*** Input data Section Begins ***

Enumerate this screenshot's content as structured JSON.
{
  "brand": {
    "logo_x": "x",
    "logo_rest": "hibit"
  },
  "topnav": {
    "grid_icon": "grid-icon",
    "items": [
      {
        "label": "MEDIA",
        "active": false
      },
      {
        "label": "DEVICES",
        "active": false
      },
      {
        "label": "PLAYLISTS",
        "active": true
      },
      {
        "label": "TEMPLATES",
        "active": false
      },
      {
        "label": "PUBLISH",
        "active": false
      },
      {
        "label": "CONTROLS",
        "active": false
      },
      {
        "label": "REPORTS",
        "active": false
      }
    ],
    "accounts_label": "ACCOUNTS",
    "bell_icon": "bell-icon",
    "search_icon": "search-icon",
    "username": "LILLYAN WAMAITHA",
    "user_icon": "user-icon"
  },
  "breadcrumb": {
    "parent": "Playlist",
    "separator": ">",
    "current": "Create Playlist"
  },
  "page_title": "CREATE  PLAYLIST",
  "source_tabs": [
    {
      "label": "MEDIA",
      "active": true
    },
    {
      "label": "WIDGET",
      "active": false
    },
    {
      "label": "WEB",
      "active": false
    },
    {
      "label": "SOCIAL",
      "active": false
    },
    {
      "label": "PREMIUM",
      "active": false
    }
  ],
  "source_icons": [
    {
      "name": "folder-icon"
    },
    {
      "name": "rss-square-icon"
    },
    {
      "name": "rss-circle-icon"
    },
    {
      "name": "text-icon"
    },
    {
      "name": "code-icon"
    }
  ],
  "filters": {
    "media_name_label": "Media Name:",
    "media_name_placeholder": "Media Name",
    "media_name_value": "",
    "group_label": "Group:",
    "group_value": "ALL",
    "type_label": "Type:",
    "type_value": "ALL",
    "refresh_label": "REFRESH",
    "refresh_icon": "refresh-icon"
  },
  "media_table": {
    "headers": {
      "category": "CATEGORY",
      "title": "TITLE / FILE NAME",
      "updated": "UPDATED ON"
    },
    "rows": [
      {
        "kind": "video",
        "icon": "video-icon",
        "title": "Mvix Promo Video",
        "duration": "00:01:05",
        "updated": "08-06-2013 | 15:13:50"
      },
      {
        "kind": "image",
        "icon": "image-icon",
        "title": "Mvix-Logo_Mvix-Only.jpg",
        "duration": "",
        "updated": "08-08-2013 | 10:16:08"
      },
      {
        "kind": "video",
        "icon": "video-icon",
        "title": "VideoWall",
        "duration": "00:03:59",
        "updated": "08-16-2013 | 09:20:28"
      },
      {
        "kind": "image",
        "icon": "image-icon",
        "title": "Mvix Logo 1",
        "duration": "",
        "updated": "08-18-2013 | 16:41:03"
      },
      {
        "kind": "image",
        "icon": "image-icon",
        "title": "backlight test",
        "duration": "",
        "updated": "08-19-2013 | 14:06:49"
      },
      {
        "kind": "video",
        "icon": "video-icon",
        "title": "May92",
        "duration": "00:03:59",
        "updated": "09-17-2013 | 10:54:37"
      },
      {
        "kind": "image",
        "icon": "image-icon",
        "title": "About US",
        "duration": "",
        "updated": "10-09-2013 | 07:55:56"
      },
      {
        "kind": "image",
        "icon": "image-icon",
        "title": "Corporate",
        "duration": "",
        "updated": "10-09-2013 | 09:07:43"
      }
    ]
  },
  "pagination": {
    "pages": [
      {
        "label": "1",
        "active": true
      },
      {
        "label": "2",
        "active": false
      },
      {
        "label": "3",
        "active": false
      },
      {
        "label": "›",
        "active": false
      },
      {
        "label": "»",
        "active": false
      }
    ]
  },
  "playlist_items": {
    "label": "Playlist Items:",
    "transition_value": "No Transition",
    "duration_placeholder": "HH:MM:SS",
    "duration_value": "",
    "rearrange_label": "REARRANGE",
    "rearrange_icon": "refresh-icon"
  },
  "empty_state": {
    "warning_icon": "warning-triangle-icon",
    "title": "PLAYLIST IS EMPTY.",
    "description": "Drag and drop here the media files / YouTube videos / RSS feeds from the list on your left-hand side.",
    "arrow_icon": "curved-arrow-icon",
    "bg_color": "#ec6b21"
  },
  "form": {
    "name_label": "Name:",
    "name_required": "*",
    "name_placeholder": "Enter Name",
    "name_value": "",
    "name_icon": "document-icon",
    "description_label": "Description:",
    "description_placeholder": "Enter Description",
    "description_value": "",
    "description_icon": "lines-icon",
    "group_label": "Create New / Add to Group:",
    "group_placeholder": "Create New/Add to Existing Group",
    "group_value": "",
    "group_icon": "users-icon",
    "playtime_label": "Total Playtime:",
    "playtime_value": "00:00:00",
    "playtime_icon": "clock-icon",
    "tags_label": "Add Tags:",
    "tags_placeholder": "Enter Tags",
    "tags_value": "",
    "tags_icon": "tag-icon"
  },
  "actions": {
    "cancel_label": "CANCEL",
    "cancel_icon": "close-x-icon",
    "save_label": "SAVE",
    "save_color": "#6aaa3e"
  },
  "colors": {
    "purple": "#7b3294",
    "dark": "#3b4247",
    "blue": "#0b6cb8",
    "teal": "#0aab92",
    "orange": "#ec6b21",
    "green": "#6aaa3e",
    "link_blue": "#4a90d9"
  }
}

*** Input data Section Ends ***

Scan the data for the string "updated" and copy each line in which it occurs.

      "updated": "UPDATED ON"
        "updated": "08-06-2013 | 15:13:50"
        "updated": "08-08-2013 | 10:16:08"
        "updated": "08-16-2013 | 09:20:28"
        "updated": "08-18-2013 | 16:41:03"
        "updated": "08-19-2013 | 14:06:49"
        "updated": "09-17-2013 | 10:54:37"
        "updated": "10-09-2013 | 07:55:56"
        "updated": "10-09-2013 | 09:07:43"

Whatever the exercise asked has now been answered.